Interesting WSJ piece on USG report saying that it'll cost about $50B to build a sufficiently pervasive RR network across Afghanistn for the country to exploit it estimated $1T in mineral resources. Various routes are examined and, pretty much in each case, the argument is that the benefits won't recoup the costs involved.
We are told the Chinese are making their own calculations regarding their pledge to invest $3.5B to develop the Aynak copper project outside Kabul.
Every RR map of South Asia shows a dead spot that is Afghanistan. The long-term reality there has been: not even reason locally (opportunities, markets, population, resources, security, etc.) to trigger the infrastructure development that shifts the country from extremely disconnected to connected enough for overall economic development to be triggered.
The Afghans had hoped they had found a critical mass for jump-starting this process in minerals. But, when priced by the West, this seems unlikely.
It'll be interesting to see, over time, if Indian and China calculations work better. Then again, both countries are likely to place different prices on many of the same items (including labor they themselves may export to accomplish the tasks) because it's their neighborhood, instead of distant geo-pol burden. China's and India's fears about reliable access to resources as they rise also leads to different pricing, something we've seen in spades with the Chinese over time (as they've paid above-market prices tp secure access).
Still, you have to credit the DoD for encouraging Afghanistan down this path.

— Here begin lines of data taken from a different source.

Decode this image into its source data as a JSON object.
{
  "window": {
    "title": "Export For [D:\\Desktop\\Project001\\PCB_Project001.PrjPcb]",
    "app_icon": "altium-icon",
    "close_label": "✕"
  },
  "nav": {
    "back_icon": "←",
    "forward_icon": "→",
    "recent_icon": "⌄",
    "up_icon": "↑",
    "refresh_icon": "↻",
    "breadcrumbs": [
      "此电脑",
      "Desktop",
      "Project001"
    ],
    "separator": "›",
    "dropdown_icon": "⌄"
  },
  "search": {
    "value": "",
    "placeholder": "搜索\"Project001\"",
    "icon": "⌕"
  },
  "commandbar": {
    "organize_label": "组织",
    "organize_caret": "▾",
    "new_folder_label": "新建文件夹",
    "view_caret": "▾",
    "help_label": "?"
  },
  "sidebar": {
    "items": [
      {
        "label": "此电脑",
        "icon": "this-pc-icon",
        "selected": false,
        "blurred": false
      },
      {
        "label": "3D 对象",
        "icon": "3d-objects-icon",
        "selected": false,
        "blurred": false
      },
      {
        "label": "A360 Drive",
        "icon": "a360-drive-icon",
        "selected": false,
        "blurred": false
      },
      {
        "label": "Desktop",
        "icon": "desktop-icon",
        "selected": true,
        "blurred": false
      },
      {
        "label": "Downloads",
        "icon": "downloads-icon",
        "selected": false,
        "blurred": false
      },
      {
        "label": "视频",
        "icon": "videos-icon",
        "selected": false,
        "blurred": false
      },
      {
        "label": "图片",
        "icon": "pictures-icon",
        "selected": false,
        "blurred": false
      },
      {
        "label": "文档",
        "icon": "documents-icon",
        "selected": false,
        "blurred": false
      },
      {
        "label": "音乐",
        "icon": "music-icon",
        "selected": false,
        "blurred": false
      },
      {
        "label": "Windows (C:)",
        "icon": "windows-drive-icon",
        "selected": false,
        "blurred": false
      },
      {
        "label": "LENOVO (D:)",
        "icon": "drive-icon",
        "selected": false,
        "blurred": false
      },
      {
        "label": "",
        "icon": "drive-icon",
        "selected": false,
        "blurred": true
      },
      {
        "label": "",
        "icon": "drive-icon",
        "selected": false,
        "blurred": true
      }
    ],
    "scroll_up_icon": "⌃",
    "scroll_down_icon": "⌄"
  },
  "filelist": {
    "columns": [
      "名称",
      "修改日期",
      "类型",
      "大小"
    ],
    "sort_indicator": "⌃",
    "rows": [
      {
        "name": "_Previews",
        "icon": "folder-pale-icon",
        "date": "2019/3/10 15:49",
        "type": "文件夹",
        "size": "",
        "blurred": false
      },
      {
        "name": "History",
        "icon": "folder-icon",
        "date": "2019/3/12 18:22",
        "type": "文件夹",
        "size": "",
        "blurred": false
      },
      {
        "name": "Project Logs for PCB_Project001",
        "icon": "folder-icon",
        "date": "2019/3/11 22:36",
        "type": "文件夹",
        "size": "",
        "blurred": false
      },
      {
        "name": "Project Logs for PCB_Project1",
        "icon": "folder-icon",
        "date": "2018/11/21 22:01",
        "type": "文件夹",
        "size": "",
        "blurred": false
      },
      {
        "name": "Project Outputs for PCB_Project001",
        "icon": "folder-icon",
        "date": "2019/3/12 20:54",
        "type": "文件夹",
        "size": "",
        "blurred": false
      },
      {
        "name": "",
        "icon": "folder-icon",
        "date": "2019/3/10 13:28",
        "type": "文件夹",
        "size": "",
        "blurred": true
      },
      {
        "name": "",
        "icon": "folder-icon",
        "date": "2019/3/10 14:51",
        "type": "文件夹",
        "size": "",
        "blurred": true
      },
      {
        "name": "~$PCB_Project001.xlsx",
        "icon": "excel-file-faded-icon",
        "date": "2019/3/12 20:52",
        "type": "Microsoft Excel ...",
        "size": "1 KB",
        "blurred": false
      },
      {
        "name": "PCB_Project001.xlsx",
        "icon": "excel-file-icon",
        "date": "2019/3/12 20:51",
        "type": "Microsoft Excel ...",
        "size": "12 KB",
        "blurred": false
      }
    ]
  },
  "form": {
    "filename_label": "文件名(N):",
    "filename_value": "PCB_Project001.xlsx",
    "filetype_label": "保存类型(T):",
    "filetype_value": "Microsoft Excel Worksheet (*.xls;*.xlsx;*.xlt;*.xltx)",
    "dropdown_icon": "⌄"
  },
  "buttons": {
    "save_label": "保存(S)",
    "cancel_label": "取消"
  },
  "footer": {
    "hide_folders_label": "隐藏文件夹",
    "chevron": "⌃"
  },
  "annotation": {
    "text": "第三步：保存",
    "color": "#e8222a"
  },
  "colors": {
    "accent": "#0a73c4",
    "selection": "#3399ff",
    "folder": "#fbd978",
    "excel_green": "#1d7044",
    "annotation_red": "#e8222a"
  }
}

There are simply some hugely difficult realities to be overcome, realities that have kept Afghanistan Afghanistan for all these centuries.